Resisting Arrest

Resisting Arrest Defense Attorney Ocean County NJ

Criminal Attorneys handling cases in Wall, Ocean, Toms River, Sea Side, conveniently located in Brick and Sea Girt NJ

Resisting ArrestBeing charged with a resisting arrest can happen before you know it and it can be a frightening experience.  Perhaps an officer stopped you for a traffic offense and asked you to get out of the car.  He told you that you were under arrest and he began grabbing your wrists and putting them behind your back.

Your response was likely one of confusion and alarm and you instinctively pulled away in disbelief, not understanding what was happening.  The next thing you knew, you were thrown to the ground with a knee in your back, and your hands forcibly pinned behind you with handcuffs while an officer screamed commands at you.  Eventually, you were transported to the police station, held in a cell, and charged with resisting arrest.

If you have been charged with a crime in New Jersey, you cannot resist arrest without being subject to additional charges and penalties. The Bronzino Law Firm LLC defends clients who have been accused of resisting arrest or assaulting an officer, and we will work side by side to ensure you are not wrongfully convicted or subjected to unfair penalties. Please contact us online or through our Brick offices at (732) 812-3102.

What do I do if charged with Resisting Arrest in Monmouth County?

Our Brick NJ Criminal Attorneys Discuss Types of Charges and What to do next

Resisting arrest is never something that someone plans to happen.  However, once charged, you do need to plan for the court hearing and address potential consequences.  Our attorneys have experience handling cases involving resisting arrest and will help fight your charges in court.

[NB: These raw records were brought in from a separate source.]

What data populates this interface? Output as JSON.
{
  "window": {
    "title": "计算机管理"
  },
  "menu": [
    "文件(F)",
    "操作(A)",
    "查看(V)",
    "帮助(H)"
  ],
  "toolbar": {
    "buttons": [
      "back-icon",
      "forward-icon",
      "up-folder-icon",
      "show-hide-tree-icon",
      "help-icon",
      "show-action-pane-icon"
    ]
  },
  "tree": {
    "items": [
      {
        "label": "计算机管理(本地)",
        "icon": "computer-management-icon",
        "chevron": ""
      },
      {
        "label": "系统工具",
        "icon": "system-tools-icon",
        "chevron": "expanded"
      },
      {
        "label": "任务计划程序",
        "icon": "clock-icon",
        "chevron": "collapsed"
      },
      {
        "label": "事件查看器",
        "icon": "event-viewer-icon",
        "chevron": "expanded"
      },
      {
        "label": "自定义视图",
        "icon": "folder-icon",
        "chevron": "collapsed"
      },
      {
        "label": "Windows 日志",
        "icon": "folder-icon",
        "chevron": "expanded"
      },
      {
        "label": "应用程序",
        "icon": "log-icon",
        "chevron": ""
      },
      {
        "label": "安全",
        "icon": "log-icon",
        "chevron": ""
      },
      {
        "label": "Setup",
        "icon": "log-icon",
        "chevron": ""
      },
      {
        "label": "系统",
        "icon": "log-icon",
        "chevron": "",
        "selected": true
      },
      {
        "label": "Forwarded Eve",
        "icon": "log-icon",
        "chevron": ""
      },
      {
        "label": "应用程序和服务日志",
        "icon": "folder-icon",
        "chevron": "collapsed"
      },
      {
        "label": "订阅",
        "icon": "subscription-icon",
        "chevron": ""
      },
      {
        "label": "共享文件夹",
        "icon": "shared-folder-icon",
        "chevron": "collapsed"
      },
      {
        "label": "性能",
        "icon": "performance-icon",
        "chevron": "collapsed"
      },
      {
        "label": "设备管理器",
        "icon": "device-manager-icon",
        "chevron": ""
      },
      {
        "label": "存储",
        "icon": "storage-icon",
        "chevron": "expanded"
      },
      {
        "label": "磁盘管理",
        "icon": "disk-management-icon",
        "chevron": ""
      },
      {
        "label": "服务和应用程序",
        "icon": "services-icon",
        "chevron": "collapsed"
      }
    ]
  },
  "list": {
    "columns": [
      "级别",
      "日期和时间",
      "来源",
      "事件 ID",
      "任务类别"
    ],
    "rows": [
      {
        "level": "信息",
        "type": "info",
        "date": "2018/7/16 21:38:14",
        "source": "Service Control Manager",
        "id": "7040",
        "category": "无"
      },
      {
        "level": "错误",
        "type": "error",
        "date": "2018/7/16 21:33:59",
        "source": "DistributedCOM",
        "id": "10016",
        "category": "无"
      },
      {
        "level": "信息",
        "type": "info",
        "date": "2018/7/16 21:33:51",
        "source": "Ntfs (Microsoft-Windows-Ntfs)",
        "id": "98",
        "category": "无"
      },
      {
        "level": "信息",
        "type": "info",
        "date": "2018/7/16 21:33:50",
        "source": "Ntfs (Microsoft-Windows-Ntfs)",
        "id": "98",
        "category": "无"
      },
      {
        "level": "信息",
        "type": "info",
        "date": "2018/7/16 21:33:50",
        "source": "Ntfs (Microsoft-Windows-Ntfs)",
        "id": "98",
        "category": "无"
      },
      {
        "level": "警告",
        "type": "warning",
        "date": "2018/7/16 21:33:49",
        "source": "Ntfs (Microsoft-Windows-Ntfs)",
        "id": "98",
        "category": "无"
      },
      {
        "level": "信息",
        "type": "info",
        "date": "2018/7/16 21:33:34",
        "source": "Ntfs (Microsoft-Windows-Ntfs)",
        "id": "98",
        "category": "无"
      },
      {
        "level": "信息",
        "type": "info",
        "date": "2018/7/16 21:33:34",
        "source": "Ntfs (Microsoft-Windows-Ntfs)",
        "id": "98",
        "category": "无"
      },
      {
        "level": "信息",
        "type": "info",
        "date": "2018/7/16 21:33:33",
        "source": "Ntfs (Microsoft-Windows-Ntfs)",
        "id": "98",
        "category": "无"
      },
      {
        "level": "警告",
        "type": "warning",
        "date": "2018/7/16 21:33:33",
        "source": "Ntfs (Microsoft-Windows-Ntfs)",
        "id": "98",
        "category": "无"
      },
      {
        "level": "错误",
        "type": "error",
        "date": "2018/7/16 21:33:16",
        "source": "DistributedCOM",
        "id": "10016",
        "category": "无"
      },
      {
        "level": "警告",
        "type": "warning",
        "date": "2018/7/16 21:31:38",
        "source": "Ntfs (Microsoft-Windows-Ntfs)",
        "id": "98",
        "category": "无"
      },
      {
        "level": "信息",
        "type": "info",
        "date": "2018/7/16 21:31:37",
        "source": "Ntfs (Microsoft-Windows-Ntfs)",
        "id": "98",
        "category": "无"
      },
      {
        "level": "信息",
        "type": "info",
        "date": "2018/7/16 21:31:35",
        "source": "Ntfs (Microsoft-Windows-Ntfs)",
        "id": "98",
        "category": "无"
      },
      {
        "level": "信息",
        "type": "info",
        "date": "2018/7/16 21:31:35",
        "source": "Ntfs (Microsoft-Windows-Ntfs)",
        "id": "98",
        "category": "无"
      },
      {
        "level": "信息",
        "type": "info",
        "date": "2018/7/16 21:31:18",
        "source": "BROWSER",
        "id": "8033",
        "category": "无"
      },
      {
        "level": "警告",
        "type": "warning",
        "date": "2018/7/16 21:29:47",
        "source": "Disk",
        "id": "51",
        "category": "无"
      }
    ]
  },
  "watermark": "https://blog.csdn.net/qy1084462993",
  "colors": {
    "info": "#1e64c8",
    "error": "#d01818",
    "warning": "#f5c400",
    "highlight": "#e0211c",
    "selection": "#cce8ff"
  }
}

If you have been charged with resisting arrest you will be required to answer the complaint by either going to the municipal court in the town of the event or by going to the Superior Court in the county in which the event occurred.  Resisting arrest can be a disorderly persons offense or a criminally indictable offense.  A disorderly persons offense is handled in the municipal court while the indictable/felony offense is handled in Superior Court.

Disorderly Persons Offense: Resisting Arrest N.J.S.A. 2C:29-2

There are different facts and circumstances that give rise to various charges under the resisting arrest statute.  Under N.J.S.A. 2C:29-2, a person can be guilty of a disorderly persons offense by intentionally preventing, or attempting to prevent an officer from effectuating an arrest. It is not a defense to resisting arrest that the officer falsely arrested the person.  Anytime an officer attempts to arrest a person, he or she must comply, regardless of whether the officer is right or wrong in his assumptions.  You cannot run, hide, pull away, push the officer, or do anything to try to stop the arrest.

Penalties – Disorderly Persons Resisting Arrest

If proven guilty of a disorderly persons offense you may be subject to a fine up to $1000 and one hundred and eighty (180) days in jail.  Additionally, you may be forced to be on probation which can include visits with your probation officer, drug testing, and restrictions on where you can go or travel.  If you have been charged with an indictable offense, the consequences can be more severe.

Felony/Indictable: Resisting Arrest/Eluding N.J.S.A. 2C:29-2

Under N.J.S.A. 2C:29-2, a person is guilty of a crime of the fourth degree if he, by flight, purposely prevents or attempts to prevent a law enforcement officer from effectuating an arrest.  The crime can be a third-degree crime if the person uses physical force, violence against the officer, or threatens violence against the officer.  It is also a third-degree crime to create a risk of injury to the public by your flight from the officer (speeding away in a car from the officer also known as eluding).

Any time an officer signals a car to stop, the driver must comply and pull over.  Failing to pull over is a crime of the third degree if there has been a risk of injury to others.  Sometimes people flee the police while driving because they have no license, or maybe they know they have a warrant out for their arrest, or perhaps there are drugs in the car.  The act of fleeing commonly involves speeding, swerving, or driving in a reckless manner which causes a possibility of injuring innocent people.  Not only will you be charged with a felony offense of eluding/resisting arrest, but you will also receive numerous tickets, fines, and penalties.

Penalties – Felony Resisting Arrest

A felony/indictable offense carries serious consequences that can negatively impact your life.  A fourth-degree crime can subject you to state prison for up to 18 months and for a third-degree crime, up to five years in prison. A felony and a disorderly persons offense will show up on your record and have potentially damaging effects on your life plans.

Contact a Jersey Shore Resisting Arrest Attorney Today and Protect Your Rights

It´s highly advisable that anyone being charged with assaulting an officer or obstructing justice hire an attorney as soon as possible. Contact The Law Office of Peter Bronzino today to speak with an experienced attorney who can provide the proper guidance and effective representation. Call (732) 812-3102 now or contact us online to speak to an experienced member of our staff and schedule a confidential consultation.